Spenser's Allegory of Love: Social Vision in Books III, IV, and V of 'The Faerie Queene'. The article analyses to what extent Carol Shields's novel The Republic of Love belongs to the genre of romance to which it openly states its allegiance. Special interest will be paid to those traits which mark the point of departure from the genre of romance, such as the mermaid myth, detailed description of the setting (the city of Winnipeg), psychological profiling of characters and the. insistence on the question of characters' identity (both individual identity and geoidentity).

Broaddus, J. W. (1995). Spenser's Allegory of Love: Social Vision in Books III, IV, and V of The Faerie Queene.

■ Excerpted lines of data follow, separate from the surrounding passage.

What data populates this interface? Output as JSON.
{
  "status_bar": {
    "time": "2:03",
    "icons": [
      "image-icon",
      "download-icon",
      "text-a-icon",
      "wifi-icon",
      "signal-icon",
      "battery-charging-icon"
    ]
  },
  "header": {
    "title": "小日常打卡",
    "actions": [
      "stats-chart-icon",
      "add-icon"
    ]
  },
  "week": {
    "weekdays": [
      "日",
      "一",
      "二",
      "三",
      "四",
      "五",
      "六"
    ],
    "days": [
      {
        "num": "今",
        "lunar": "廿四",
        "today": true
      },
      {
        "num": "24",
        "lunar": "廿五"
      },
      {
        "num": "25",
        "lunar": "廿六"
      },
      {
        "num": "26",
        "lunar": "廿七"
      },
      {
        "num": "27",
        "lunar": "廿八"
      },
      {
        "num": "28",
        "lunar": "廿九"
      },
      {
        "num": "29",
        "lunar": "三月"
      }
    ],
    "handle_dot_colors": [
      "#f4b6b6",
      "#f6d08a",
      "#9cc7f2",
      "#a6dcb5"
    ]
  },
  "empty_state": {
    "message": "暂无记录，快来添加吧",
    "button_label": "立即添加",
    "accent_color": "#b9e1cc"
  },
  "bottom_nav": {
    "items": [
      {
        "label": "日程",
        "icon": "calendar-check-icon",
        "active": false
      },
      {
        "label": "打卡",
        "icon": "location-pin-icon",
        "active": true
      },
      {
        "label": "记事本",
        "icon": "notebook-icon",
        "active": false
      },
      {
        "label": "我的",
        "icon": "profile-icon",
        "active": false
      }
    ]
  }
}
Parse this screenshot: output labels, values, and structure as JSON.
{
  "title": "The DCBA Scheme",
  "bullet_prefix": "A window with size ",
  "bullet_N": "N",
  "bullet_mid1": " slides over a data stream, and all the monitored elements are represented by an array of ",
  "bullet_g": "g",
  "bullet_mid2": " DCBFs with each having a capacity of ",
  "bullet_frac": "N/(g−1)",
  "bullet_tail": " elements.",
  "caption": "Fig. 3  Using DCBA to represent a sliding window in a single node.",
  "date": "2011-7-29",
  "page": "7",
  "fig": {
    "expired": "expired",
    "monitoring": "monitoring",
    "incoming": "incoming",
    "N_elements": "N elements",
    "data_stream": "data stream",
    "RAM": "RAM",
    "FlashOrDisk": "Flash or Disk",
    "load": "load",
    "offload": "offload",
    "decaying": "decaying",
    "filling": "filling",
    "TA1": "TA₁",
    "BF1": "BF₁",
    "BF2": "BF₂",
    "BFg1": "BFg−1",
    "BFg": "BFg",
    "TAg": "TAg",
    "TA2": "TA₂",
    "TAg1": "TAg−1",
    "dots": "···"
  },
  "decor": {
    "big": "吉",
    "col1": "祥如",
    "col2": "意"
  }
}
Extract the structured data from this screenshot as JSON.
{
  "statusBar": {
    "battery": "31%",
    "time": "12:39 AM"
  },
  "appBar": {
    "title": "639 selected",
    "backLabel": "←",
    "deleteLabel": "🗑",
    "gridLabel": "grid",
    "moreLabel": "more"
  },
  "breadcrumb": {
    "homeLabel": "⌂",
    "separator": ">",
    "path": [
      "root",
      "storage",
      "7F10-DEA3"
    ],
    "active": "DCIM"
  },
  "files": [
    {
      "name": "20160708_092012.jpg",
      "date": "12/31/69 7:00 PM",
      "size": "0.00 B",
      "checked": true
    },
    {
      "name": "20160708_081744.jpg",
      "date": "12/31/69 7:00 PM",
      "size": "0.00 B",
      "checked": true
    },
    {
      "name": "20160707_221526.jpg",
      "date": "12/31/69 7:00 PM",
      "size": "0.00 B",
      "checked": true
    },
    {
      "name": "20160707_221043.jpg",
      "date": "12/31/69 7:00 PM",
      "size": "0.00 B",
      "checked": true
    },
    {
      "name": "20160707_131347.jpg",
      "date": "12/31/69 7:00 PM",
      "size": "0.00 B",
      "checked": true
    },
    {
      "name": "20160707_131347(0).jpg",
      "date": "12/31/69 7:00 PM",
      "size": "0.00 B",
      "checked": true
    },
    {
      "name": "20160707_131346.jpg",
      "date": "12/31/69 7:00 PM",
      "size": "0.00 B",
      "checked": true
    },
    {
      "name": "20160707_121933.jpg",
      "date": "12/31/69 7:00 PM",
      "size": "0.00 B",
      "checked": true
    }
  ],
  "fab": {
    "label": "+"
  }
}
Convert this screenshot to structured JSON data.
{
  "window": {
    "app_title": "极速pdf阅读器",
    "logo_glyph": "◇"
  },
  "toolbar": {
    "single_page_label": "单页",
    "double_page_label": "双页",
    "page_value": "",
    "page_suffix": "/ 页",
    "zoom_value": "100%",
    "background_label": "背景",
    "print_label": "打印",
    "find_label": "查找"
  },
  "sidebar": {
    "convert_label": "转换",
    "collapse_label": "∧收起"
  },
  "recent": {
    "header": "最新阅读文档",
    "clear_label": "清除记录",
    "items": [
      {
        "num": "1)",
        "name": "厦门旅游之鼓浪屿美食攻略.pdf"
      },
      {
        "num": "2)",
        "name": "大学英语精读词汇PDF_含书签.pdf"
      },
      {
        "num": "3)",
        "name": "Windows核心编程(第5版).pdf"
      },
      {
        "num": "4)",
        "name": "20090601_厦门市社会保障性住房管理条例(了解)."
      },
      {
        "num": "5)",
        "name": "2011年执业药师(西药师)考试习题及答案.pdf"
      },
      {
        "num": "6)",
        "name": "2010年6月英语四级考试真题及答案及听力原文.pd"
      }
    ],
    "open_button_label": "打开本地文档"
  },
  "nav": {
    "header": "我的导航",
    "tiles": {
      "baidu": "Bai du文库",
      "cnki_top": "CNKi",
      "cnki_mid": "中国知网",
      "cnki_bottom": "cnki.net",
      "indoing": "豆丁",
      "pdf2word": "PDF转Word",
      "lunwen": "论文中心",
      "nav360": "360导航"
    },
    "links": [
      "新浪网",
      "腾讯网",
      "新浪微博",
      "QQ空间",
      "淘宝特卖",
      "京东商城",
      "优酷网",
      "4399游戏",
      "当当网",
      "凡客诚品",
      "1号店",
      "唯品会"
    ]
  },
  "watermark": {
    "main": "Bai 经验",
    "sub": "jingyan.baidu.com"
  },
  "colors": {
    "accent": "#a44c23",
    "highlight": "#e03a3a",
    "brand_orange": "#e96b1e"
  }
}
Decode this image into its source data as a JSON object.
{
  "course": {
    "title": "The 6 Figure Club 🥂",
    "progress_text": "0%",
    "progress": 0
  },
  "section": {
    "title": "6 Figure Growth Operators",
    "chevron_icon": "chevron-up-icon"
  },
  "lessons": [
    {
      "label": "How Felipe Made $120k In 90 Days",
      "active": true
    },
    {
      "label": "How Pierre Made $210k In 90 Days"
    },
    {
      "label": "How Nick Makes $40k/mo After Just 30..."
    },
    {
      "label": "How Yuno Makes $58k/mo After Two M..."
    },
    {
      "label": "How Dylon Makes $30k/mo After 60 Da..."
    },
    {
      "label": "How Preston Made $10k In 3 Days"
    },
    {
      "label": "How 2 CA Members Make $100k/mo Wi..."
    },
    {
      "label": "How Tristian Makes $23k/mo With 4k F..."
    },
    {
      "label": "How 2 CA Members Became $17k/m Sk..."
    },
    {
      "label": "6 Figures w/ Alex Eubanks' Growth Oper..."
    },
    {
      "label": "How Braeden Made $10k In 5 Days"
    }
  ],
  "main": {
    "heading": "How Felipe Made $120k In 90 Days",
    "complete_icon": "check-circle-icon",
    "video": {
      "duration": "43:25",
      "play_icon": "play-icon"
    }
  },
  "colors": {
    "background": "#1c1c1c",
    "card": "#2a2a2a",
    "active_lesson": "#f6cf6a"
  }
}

Madison: Fairleigh Dickinson University Press. Cavanagh, S. T. (1994). Wanton Eyes and Chaste Desires: Female Sexuality in the Faerie Queene. Bloomington: Indiana University Press.

Roma Gill, ed. " The Jew of Malta " (Oxford: Clarendon, 1995. Vol. 4 of The Complete Works of Christopher Marlowe, ed.

Spenser's Allegory of Love: Social Vision in Books III, IV, and V of "The Faerie Queene " (Madison: Fairleigh Dickinson University Press; London: Associated University Presses, 1995) 185 pp. International Journal of the Classical Tradition 5 (1999): 491-93. Roma Gill, ed. Roma Gill. Oxford: Clarendon, 1987-1998) 3 illus. xx + 127 pp. Renaissance Quarterly 51 (1998): 300-01.

Spenser's Allegory of Love approaches the major characters in Books III, IV, and V of The Faerie Queene as fictional personages who function psychically according to Renaissance sexual psychology and physically according to Renaissance sexual physiology. This approach enables readings of the quests in their own peculiar, allegorical way as imitations of actions. For each of the questers - Britomart, Florimell, Scudamour, and Timias - union with a loved one is the goal; and that goal is achieved, however problematically, in each of the quests. When the interwoven quests, which begin in Book III, continue through Book IV, and, with Britomart's quest, into Book V, are separated out and explicated, these three books of Spenser's Faerie Queene can be read so as to constitute a social vision.